** Material for the task follows **

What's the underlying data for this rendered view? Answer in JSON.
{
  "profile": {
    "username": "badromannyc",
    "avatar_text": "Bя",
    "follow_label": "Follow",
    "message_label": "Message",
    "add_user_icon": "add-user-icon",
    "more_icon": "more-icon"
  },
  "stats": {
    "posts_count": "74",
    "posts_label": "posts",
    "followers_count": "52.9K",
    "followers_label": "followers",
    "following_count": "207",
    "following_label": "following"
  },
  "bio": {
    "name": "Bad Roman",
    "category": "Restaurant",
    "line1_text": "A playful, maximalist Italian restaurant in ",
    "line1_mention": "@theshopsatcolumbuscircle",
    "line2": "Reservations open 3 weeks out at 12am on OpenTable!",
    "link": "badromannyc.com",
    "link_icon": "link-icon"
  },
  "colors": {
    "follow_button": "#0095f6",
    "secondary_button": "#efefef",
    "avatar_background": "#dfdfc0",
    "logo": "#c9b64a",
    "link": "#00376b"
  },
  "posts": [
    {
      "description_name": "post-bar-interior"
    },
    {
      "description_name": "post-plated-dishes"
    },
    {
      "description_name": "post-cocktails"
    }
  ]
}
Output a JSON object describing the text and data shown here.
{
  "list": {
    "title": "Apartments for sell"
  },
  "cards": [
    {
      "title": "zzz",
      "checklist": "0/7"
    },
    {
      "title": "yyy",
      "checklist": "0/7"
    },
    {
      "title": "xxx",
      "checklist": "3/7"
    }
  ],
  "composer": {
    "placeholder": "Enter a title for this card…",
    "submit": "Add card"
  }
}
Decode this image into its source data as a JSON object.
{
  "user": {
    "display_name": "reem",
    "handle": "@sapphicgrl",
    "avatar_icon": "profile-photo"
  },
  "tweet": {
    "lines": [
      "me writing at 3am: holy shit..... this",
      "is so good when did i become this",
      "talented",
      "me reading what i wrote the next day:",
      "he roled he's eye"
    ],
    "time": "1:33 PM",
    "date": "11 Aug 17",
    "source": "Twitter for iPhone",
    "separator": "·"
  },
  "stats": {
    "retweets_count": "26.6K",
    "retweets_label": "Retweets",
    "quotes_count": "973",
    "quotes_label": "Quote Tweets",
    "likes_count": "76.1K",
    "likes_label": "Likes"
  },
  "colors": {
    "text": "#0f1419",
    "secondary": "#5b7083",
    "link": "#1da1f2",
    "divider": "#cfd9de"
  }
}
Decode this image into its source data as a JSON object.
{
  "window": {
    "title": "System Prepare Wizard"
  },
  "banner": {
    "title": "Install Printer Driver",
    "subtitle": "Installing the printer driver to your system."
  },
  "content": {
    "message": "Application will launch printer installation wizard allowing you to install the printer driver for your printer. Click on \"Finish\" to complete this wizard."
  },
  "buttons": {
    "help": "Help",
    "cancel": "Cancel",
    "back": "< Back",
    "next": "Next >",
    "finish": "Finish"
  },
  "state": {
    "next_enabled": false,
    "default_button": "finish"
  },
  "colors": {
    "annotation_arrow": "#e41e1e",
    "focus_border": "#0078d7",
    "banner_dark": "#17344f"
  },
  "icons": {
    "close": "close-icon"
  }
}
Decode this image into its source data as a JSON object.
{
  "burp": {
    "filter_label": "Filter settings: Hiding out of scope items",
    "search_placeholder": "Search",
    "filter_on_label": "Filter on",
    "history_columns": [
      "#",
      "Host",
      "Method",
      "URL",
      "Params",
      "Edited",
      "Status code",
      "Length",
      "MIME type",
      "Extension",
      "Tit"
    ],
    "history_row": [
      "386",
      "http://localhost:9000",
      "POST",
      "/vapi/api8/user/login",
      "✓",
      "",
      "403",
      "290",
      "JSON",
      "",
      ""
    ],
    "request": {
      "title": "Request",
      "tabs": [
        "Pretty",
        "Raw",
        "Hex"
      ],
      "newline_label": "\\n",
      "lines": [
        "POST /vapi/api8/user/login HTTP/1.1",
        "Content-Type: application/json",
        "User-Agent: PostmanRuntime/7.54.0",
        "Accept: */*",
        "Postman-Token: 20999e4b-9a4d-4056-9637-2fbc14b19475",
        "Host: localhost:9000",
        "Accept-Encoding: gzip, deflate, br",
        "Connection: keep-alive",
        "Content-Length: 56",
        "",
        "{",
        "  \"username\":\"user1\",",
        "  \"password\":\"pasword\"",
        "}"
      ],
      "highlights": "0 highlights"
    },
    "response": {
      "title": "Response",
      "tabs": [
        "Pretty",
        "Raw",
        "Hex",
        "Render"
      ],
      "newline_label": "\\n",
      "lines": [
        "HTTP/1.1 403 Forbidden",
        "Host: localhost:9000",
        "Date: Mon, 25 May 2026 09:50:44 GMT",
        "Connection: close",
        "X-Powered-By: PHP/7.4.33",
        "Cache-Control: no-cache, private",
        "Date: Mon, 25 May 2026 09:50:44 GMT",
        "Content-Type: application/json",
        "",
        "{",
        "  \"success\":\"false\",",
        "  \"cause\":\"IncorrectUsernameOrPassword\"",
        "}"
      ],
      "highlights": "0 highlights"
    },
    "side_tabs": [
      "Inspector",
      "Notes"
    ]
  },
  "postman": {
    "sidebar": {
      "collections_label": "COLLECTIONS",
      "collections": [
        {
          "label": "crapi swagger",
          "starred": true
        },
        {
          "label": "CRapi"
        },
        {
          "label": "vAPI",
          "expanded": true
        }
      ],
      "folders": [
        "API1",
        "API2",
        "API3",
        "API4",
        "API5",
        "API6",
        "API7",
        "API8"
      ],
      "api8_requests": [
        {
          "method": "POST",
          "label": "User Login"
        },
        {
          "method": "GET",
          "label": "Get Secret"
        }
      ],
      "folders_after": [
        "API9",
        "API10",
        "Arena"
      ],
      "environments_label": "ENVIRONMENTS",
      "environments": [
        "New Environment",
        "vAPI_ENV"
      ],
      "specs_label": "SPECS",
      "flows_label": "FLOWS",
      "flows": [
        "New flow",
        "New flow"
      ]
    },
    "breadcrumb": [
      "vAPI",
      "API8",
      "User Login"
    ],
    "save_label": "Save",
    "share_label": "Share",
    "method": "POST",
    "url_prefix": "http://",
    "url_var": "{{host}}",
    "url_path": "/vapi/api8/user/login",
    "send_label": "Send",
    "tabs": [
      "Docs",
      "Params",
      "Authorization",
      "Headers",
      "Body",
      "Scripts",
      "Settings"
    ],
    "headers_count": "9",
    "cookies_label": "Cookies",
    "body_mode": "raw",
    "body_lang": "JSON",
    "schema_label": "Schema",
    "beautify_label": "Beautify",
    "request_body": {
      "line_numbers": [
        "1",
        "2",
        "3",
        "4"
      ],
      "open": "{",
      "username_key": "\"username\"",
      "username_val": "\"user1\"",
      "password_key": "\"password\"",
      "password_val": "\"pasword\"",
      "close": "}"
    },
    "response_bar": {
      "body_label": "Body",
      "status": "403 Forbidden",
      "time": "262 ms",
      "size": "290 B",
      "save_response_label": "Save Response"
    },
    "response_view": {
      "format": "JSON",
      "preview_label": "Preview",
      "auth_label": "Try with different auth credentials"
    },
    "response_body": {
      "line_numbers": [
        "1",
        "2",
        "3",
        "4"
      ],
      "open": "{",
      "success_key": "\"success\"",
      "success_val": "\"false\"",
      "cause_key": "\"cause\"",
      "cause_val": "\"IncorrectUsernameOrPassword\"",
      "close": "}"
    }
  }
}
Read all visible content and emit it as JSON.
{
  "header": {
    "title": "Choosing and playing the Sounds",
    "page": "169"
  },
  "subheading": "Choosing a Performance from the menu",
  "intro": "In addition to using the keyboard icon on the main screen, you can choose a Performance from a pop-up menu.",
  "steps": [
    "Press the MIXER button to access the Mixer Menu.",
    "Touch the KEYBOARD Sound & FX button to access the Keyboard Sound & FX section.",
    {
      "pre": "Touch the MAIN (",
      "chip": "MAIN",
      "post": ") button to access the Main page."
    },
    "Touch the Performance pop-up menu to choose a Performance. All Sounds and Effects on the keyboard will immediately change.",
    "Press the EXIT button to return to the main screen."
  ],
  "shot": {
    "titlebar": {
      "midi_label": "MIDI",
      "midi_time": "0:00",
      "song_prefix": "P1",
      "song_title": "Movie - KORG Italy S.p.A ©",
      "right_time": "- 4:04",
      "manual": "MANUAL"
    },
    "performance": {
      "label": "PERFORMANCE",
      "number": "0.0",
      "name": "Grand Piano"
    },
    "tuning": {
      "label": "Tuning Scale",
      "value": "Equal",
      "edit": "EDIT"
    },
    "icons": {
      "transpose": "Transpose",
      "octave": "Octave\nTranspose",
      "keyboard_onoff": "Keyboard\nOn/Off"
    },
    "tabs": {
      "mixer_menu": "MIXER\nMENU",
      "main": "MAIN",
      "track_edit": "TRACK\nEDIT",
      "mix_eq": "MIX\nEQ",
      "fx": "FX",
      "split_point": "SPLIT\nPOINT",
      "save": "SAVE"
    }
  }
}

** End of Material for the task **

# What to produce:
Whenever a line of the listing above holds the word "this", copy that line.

# Expected output:
What's the underlying data for this rendered view? Answer in JSON.
    "placeholder": "Enter a title for this card…",
Decode this image into its source data as a JSON object.
      "me writing at 3am: holy shit..... this",
      "is so good when did i become this",
Decode this image into its source data as a JSON object.
    "message": "Application will launch printer installation wizard allowing you to install the printer driver for your printer. Click on \"Finish\" to complete this wizard."
Decode this image into its source data as a JSON object.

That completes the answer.